Japan gov't denies concluding Tokyo Olympics will have to be canceled, postponed to 2032

TOKYO (Kyodo) -- Japan on Friday January 22 denied a news report that the government has privately concluded the Tokyo Olympics will have to be canceled due to the coronavirus and it is seeking to host them in 2032, the next available year.
British daily The Times quoted a senior member of the ruling coalition as saying there is agreement the games, already postponed a year from the summer of 2020, are doomed, and the aim now is to find a face-saving way of announcing the cancellation that leaves open the possibility of Tokyo playing host at a later date.
"We would like to fully deny (the report) by saying there is no truth to it (report of cancellation)," Deputy Chief Cabinet Secretary Manabu Sakai said at a regular news conference.
"Of course we have to take into account the situation abroad, and we will decide on whether to actually hold the event at some point, but until then, the Japanese government will do what needs to be done," he said.
Prime Minister Yoshihide Suga, who has repeatedly said holding the games would be "proof that humanity has defeated the virus," told the Diet on the same day the government is "considering specific anti-virus measures" to realize a safe games.
Tokyo Gov. Yuriko Koike also dismissed the report, saying that cancelation and postponement of the games have not been discussed. "I think we should submit a complaint," she said at a press conference.

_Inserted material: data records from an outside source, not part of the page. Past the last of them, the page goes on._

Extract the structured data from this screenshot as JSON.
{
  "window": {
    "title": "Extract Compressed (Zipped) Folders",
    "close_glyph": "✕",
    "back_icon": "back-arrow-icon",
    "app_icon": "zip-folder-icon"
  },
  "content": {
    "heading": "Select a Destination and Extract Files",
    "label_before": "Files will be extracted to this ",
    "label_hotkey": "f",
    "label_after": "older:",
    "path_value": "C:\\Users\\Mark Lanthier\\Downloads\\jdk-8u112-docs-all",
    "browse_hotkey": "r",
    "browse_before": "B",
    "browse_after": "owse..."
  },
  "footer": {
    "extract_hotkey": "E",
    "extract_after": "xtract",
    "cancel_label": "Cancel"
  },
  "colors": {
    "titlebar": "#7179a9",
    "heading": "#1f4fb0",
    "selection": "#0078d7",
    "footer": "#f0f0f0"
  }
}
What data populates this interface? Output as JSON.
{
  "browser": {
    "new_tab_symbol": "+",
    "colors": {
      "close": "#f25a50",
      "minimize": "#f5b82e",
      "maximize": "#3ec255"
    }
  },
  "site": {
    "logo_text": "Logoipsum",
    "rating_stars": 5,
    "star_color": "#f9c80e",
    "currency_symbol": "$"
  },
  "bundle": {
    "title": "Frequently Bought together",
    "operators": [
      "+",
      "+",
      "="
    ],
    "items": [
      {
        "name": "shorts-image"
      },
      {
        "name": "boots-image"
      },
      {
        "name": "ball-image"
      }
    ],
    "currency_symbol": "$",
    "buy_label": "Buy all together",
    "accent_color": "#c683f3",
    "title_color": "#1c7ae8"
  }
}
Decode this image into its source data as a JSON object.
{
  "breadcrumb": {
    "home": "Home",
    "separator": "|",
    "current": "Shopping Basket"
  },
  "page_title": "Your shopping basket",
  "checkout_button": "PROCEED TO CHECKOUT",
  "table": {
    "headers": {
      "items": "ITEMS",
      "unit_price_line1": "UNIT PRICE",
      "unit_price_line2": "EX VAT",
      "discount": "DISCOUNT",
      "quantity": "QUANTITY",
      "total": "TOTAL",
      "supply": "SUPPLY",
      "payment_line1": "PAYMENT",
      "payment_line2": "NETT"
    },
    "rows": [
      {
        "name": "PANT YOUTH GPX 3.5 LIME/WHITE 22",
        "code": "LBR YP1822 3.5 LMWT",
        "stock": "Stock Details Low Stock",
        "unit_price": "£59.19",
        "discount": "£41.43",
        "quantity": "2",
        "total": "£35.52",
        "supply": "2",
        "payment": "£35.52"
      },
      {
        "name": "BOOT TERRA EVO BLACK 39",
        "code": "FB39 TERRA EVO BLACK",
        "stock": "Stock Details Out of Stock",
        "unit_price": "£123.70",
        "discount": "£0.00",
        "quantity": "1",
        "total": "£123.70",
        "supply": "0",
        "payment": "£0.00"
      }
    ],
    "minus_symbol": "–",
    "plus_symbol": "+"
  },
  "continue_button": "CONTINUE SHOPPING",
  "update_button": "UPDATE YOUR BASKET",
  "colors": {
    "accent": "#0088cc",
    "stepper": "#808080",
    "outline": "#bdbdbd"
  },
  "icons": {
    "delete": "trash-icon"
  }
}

On Thursday, International Olympic Committee chief Thomas Bach told Kyodo News in an online interview that there is "no plan B" even as doubts grow amid a sharp resurgence of coronavirus cases in the capital and other major cities in Japan.
"We have at this moment, no reason whatsoever to believe that the Olympic Games in Tokyo will not open on the 23rd of July in the Olympic stadium in Tokyo," Bach said in the interview two days ahead of marking six months until the rescheduled event begins.
"This is why there is no plan B and this is why we are fully committed to make these games safe and successful," he said.
Despite the IOC and the Japanese government reiterating their determination to hold the Olympics this year, the situation is becoming increasingly uncertain with the virus resurgence in the country.
The central government declared a state of emergency on Jan. 7 in the Tokyo region and expanded it six days later to some other major prefectures including Osaka, Aichi and Fukuoka.
A Kyodo News poll earlier this month showed around 80 percent of the respondents in Japan believe the Tokyo Olympics and Paralympics should be canceled or rescheduled.